SUPPLIED INFORMATION —
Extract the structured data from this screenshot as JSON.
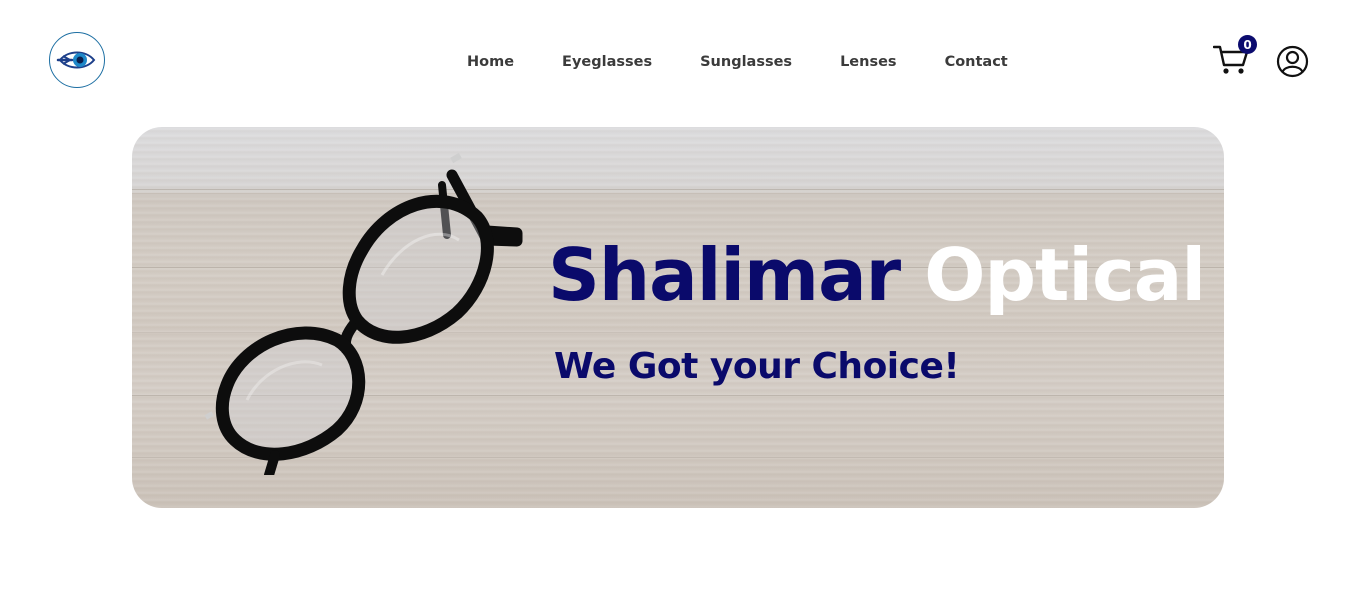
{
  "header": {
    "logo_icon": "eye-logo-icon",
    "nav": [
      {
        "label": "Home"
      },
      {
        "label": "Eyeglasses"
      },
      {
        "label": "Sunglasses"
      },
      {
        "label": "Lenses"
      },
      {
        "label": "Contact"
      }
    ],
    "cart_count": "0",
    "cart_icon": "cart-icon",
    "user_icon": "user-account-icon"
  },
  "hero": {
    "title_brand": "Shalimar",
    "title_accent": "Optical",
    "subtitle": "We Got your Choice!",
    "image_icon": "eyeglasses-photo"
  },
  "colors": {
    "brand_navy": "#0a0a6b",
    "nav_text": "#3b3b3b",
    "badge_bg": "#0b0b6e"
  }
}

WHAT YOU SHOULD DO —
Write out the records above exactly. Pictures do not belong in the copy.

WORKED SOLUTION —
Extract the structured data from this screenshot as JSON.
{
  "header": {
    "logo_icon": "eye-logo-icon",
    "nav": [
      {
        "label": "Home"
      },
      {
        "label": "Eyeglasses"
      },
      {
        "label": "Sunglasses"
      },
      {
        "label": "Lenses"
      },
      {
        "label": "Contact"
      }
    ],
    "cart_count": "0",
    "cart_icon": "cart-icon",
    "user_icon": "user-account-icon"
  },
  "hero": {
    "title_brand": "Shalimar",
    "title_accent": "Optical",
    "subtitle": "We Got your Choice!",
    "image_icon": "eyeglasses-photo"
  },
  "colors": {
    "brand_navy": "#0a0a6b",
    "nav_text": "#3b3b3b",
    "badge_bg": "#0b0b6e"
  }
}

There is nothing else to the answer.